WO2002027339A1 *Oct 1, 2001Apr 4, 2002Sales & Promotions (Nz) LimitedAn apparatus for testing an electrical device
Classifications
U.S. Classification324/202, 338/32.00H, 324/235, 324/251
International ClassificationG01R15/20
Cooperative ClassificationG01R15/202
European ClassificationG01R15/20B
Legal Events
DateCodeEventDescription
Aug 30, 1982ASAssignment
Owner name: GTE AUTOMATIC ELECTRIC INCORPORATED, NORTHLAKE, IL
Free format text: ASSIGNMENT OF ASSIGNORS INTEREST.;ASSIGNORS:THOMPSON, ROBERT;VAN HUSEN, HENDRIK W.;REEL/FRAME:004044/0002;SIGNING DATES FROM 19820812 TO 19820820
Free format text: ASSIGNMENT OF ASSIGNORS INTEREST;ASSIGNORS:THOMPSON, ROBERT;VAN HUSEN, HENDRIK W.;SIGNING DATES FROM 19820812 TO 19820820;REEL/FRAME:004044/0002
Owner name: GTE AUTOMATIC ELECTRIC INCORPORATED, A CORP. OF DE

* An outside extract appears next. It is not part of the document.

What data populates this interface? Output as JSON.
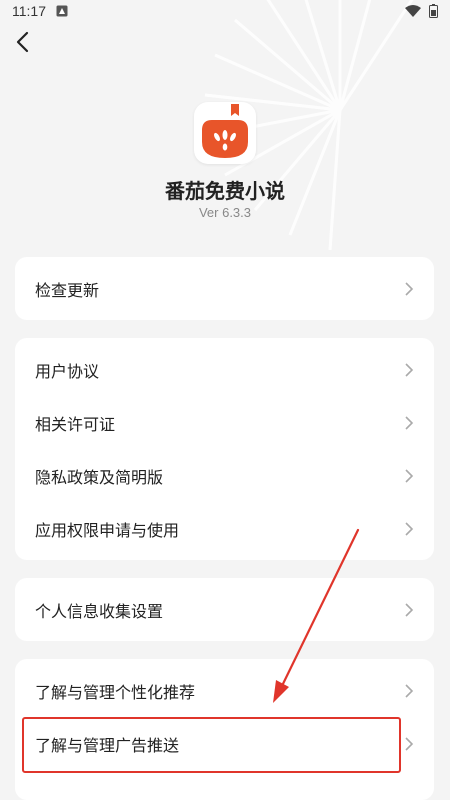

May 11, 1988FPAYFee payment
Year of fee payment: 4
Feb 28, 1989ASAssignment
Owner name: AG COMMUNICATION SYSTEMS CORPORATION, 2500 W. UTOP
Free format text: ASSIGNMENT OF ASSIGNORS INTEREST.;ASSIGNOR:GTE COMMUNICATION SYSTEMS CORPORATION;REEL/FRAME:005060/0501
Effective date: 19881228
Apr 27, 1992FPAYFee payment
Year of fee payment: 8
Jul 16, 1996REMIMaintenance fee reminder mailed
Dec 8, 1996LAPSLapse for failure to pay maintenance fees
Feb 18, 1997FPExpired due to failure to pay maintenance fee
Effective date: 19961211